Are you one of the more than 50% of Americans who does not have an estate plan? That’s right, more than half of all Americans have left no direction as to where they would like their assets to go after they pass away.
Estate planning IS for everyone. While thinking about death and what will happen to our things once we are gone is not something we love to do, science has proven that 100% of us will die at some point. If you leave no plan for your family, you won’t be harmed, but your loved ones will be left with the burden of figuring out your affairs while trudging through a costly and hectic probate process.
Without an estate plan, you give a court permission to decide who gets your assets and who will raise your children. If a court decided to divide your assets amongst your family members, would you trust all of your family members to handle your assets responsibly? A trust can help in this situation, as a trust allows you to dictate how assets can be used to make sure untrustworthy or incapable loved ones cannot handle their newly-acquired assets inappropriately. Do your loved ones know where they can find your assets? It is important to make sure this information is available to prevent a wild goose chase after you pass away.
What about real estate – do you own valuable real estate that you hope to pass down through your family? Or let’s say you own valuable or cherished personal property such as antique furniture or family heirlooms. Family turmoil often results from a failure to designate specific beneficiaries for meaningful personal property.

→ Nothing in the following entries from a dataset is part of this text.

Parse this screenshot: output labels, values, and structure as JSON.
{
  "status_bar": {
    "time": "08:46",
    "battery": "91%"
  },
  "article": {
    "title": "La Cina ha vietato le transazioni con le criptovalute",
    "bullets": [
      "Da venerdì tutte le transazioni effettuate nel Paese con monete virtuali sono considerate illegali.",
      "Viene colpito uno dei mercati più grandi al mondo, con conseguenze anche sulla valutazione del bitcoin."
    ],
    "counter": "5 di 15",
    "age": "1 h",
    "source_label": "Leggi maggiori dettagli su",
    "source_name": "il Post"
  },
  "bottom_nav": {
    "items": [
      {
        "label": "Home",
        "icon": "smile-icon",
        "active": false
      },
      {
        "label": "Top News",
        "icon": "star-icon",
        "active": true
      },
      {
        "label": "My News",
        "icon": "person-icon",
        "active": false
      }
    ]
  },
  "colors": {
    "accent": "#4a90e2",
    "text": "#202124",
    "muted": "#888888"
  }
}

Further, who are the beneficiaries on your retirement and other financial accounts? Are they up to date? If you have gone through a divorce, have you removed your former spouse as a beneficiary? If not, your former spouse will still receive those assets even if he or she has no other rights to your other assets by virtue of the divorce.
In addition to distributing your assets, your estate plan will nominate individuals to make medical and financial decisions on your behalf if you become incapable of doing so. This process can become very tricky and stressful for your loved ones if you fail to appoint an individual to act on your behalf.
Establishing a basic estate plan is one simple gift that everyone can give to their loved ones.